● WHAT TO DO
The data must be copied over exactly and in full.

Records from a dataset

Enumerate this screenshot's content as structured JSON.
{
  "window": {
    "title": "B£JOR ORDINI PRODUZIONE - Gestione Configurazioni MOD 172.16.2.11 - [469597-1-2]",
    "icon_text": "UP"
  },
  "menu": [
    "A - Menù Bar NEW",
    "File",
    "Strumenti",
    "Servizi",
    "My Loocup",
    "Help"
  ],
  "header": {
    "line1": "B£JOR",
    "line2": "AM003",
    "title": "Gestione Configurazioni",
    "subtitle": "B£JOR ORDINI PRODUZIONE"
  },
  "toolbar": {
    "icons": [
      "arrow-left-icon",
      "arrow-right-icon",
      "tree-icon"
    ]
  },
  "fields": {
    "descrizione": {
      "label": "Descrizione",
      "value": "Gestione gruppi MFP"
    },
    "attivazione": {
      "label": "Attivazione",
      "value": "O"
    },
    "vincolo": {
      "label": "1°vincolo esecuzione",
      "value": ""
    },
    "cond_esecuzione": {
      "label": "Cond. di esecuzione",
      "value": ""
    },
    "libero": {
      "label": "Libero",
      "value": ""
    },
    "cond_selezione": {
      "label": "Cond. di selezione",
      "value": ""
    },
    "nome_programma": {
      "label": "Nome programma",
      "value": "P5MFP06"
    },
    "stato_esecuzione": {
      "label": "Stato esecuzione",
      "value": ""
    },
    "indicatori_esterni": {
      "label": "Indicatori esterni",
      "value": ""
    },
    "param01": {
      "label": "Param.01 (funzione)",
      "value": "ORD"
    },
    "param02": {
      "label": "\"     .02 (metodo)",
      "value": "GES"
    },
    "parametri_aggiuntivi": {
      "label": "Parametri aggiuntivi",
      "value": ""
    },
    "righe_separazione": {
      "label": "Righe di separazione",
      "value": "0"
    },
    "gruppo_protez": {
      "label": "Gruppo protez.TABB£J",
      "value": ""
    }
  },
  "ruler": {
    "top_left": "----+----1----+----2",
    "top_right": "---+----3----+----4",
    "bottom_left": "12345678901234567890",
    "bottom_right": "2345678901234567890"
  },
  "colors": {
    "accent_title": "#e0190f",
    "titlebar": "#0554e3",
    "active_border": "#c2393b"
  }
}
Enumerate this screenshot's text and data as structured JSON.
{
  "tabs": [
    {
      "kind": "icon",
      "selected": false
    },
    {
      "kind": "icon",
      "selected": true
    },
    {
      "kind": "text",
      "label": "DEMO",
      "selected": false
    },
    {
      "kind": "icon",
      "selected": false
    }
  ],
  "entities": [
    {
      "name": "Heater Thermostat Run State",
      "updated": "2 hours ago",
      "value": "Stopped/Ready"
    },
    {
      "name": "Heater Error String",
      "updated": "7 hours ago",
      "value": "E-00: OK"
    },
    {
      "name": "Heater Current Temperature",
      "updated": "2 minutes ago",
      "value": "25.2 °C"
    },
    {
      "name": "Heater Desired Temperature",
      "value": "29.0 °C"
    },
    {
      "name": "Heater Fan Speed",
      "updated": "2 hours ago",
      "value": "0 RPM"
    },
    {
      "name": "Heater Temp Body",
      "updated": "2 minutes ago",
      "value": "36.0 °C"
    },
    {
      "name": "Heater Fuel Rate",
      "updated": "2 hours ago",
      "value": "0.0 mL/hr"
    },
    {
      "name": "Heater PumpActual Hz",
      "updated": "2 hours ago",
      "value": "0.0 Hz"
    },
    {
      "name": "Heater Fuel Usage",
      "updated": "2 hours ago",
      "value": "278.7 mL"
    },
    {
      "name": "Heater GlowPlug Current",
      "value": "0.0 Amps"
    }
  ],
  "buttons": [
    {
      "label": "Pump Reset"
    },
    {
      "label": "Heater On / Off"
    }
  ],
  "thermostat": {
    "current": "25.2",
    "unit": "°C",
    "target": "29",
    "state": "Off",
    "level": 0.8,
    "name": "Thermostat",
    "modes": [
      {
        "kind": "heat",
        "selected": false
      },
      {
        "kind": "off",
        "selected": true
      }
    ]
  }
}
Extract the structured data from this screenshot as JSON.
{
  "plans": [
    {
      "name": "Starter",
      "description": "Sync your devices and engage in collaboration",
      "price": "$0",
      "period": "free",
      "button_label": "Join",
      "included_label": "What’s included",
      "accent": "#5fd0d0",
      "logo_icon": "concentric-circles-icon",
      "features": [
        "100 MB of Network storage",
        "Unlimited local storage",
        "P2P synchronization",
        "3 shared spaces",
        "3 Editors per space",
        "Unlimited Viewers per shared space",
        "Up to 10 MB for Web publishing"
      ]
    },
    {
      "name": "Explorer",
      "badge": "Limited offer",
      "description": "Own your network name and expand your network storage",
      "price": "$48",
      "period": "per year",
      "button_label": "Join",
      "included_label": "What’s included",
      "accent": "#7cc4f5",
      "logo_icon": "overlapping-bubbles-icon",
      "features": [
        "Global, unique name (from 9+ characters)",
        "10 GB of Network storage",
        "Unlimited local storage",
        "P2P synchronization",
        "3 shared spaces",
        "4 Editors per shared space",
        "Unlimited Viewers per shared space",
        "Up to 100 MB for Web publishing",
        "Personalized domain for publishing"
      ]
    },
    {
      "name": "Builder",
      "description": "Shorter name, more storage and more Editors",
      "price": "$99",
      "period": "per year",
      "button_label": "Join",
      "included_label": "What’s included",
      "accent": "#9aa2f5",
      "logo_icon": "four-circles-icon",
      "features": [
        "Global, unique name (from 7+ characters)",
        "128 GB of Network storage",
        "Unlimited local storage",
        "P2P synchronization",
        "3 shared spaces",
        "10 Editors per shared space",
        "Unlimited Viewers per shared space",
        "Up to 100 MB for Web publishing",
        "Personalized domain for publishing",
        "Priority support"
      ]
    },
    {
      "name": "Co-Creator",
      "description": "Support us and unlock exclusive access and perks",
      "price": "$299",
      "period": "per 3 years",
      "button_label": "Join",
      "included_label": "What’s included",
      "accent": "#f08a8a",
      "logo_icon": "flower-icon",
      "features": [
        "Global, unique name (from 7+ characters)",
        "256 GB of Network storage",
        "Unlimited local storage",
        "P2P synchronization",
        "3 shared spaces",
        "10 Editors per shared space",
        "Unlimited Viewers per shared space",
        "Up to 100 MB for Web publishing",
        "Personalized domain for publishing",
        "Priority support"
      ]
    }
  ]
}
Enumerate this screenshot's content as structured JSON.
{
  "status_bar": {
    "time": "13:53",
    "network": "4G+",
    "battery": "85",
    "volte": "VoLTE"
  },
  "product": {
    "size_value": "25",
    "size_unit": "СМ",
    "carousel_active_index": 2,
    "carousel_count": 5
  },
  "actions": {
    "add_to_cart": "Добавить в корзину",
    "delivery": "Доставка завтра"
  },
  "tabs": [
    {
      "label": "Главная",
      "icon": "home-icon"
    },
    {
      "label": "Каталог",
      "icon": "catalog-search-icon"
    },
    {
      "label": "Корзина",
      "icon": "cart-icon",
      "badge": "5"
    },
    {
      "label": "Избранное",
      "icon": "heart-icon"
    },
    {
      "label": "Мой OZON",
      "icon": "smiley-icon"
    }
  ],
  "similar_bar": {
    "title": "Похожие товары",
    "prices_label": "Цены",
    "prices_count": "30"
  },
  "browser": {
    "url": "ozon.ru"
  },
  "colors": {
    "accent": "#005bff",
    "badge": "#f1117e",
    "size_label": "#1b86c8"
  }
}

● RESPONSE TO THE EXERCISE
Enumerate this screenshot's content as structured JSON.
{
  "window": {
    "title": "B£JOR ORDINI PRODUZIONE - Gestione Configurazioni MOD 172.16.2.11 - [469597-1-2]",
    "icon_text": "UP"
  },
  "menu": [
    "A - Menù Bar NEW",
    "File",
    "Strumenti",
    "Servizi",
    "My Loocup",
    "Help"
  ],
  "header": {
    "line1": "B£JOR",
    "line2": "AM003",
    "title": "Gestione Configurazioni",
    "subtitle": "B£JOR ORDINI PRODUZIONE"
  },
  "toolbar": {
    "icons": [
      "arrow-left-icon",
      "arrow-right-icon",
      "tree-icon"
    ]
  },
  "fields": {
    "descrizione": {
      "label": "Descrizione",
      "value": "Gestione gruppi MFP"
    },
    "attivazione": {
      "label": "Attivazione",
      "value": "O"
    },
    "vincolo": {
      "label": "1°vincolo esecuzione",
      "value": ""
    },
    "cond_esecuzione": {
      "label": "Cond. di esecuzione",
      "value": ""
    },
    "libero": {
      "label": "Libero",
      "value": ""
    },
    "cond_selezione": {
      "label": "Cond. di selezione",
      "value": ""
    },
    "nome_programma": {
      "label": "Nome programma",
      "value": "P5MFP06"
    },
    "stato_esecuzione": {
      "label": "Stato esecuzione",
      "value": ""
    },
    "indicatori_esterni": {
      "label": "Indicatori esterni",
      "value": ""
    },
    "param01": {
      "label": "Param.01 (funzione)",
      "value": "ORD"
    },
    "param02": {
      "label": "\"     .02 (metodo)",
      "value": "GES"
    },
    "parametri_aggiuntivi": {
      "label": "Parametri aggiuntivi",
      "value": ""
    },
    "righe_separazione": {
      "label": "Righe di separazione",
      "value": "0"
    },
    "gruppo_protez": {
      "label": "Gruppo protez.TABB£J",
      "value": ""
    }
  },
  "ruler": {
    "top_left": "----+----1----+----2",
    "top_right": "---+----3----+----4",
    "bottom_left": "12345678901234567890",
    "bottom_right": "2345678901234567890"
  },
  "colors": {
    "accent_title": "#e0190f",
    "titlebar": "#0554e3",
    "active_border": "#c2393b"
  }
}
Enumerate this screenshot's text and data as structured JSON.
{
  "tabs": [
    {
      "kind": "icon",
      "selected": false
    },
    {
      "kind": "icon",
      "selected": true
    },
    {
      "kind": "text",
      "label": "DEMO",
      "selected": false
    },
    {
      "kind": "icon",
      "selected": false
    }
  ],
  "entities": [
    {
      "name": "Heater Thermostat Run State",
      "updated": "2 hours ago",
      "value": "Stopped/Ready"
    },
    {
      "name": "Heater Error String",
      "updated": "7 hours ago",
      "value": "E-00: OK"
    },
    {
      "name": "Heater Current Temperature",
      "updated": "2 minutes ago",
      "value": "25.2 °C"
    },
    {
      "name": "Heater Desired Temperature",
      "value": "29.0 °C"
    },
    {
      "name": "Heater Fan Speed",
      "updated": "2 hours ago",
      "value": "0 RPM"
    },
    {
      "name": "Heater Temp Body",
      "updated": "2 minutes ago",
      "value": "36.0 °C"
    },
    {
      "name": "Heater Fuel Rate",
      "updated": "2 hours ago",
      "value": "0.0 mL/hr"
    },
    {
      "name": "Heater PumpActual Hz",
      "updated": "2 hours ago",
      "value": "0.0 Hz"
    },
    {
      "name": "Heater Fuel Usage",
      "updated": "2 hours ago",
      "value": "278.7 mL"
    },
    {
      "name": "Heater GlowPlug Current",
      "value": "0.0 Amps"
    }
  ],
  "buttons": [
    {
      "label": "Pump Reset"
    },
    {
      "label": "Heater On / Off"
    }
  ],
  "thermostat": {
    "current": "25.2",
    "unit": "°C",
    "target": "29",
    "state": "Off",
    "level": 0.8,
    "name": "Thermostat",
    "modes": [
      {
        "kind": "heat",
        "selected": false
      },
      {
        "kind": "off",
        "selected": true
      }
    ]
  }
}
Extract the structured data from this screenshot as JSON.
{
  "plans": [
    {
      "name": "Starter",
      "description": "Sync your devices and engage in collaboration",
      "price": "$0",
      "period": "free",
      "button_label": "Join",
      "included_label": "What’s included",
      "accent": "#5fd0d0",
      "logo_icon": "concentric-circles-icon",
      "features": [
        "100 MB of Network storage",
        "Unlimited local storage",
        "P2P synchronization",
        "3 shared spaces",
        "3 Editors per space",
        "Unlimited Viewers per shared space",
        "Up to 10 MB for Web publishing"
      ]
    },
    {
      "name": "Explorer",
      "badge": "Limited offer",
      "description": "Own your network name and expand your network storage",
      "price": "$48",
      "period": "per year",
      "button_label": "Join",
      "included_label": "What’s included",
      "accent": "#7cc4f5",
      "logo_icon": "overlapping-bubbles-icon",
      "features": [
        "Global, unique name (from 9+ characters)",
        "10 GB of Network storage",
        "Unlimited local storage",
        "P2P synchronization",
        "3 shared spaces",
        "4 Editors per shared space",
        "Unlimited Viewers per shared space",
        "Up to 100 MB for Web publishing",
        "Personalized domain for publishing"
      ]
    },
    {
      "name": "Builder",
      "description": "Shorter name, more storage and more Editors",
      "price": "$99",
      "period": "per year",
      "button_label": "Join",
      "included_label": "What’s included",
      "accent": "#9aa2f5",
      "logo_icon": "four-circles-icon",
      "features": [
        "Global, unique name (from 7+ characters)",
        "128 GB of Network storage",
        "Unlimited local storage",
        "P2P synchronization",
        "3 shared spaces",
        "10 Editors per shared space",
        "Unlimited Viewers per shared space",
        "Up to 100 MB for Web publishing",
        "Personalized domain for publishing",
        "Priority support"
      ]
    },
    {
      "name": "Co-Creator",
      "description": "Support us and unlock exclusive access and perks",
      "price": "$299",
      "period": "per 3 years",
      "button_label": "Join",
      "included_label": "What’s included",
      "accent": "#f08a8a",
      "logo_icon": "flower-icon",
      "features": [
        "Global, unique name (from 7+ characters)",
        "256 GB of Network storage",
        "Unlimited local storage",
        "P2P synchronization",
        "3 shared spaces",
        "10 Editors per shared space",
        "Unlimited Viewers per shared space",
        "Up to 100 MB for Web publishing",
        "Personalized domain for publishing",
        "Priority support"
      ]
    }
  ]
}
Enumerate this screenshot's content as structured JSON.
{
  "status_bar": {
    "time": "13:53",
    "network": "4G+",
    "battery": "85",
    "volte": "VoLTE"
  },
  "product": {
    "size_value": "25",
    "size_unit": "СМ",
    "carousel_active_index": 2,
    "carousel_count": 5
  },
  "actions": {
    "add_to_cart": "Добавить в корзину",
    "delivery": "Доставка завтра"
  },
  "tabs": [
    {
      "label": "Главная",
      "icon": "home-icon"
    },
    {
      "label": "Каталог",
      "icon": "catalog-search-icon"
    },
    {
      "label": "Корзина",
      "icon": "cart-icon",
      "badge": "5"
    },
    {
      "label": "Избранное",
      "icon": "heart-icon"
    },
    {
      "label": "Мой OZON",
      "icon": "smiley-icon"
    }
  ],
  "similar_bar": {
    "title": "Похожие товары",
    "prices_label": "Цены",
    "prices_count": "30"
  },
  "browser": {
    "url": "ozon.ru"
  },
  "colors": {
    "accent": "#005bff",
    "badge": "#f1117e",
    "size_label": "#1b86c8"
  }
}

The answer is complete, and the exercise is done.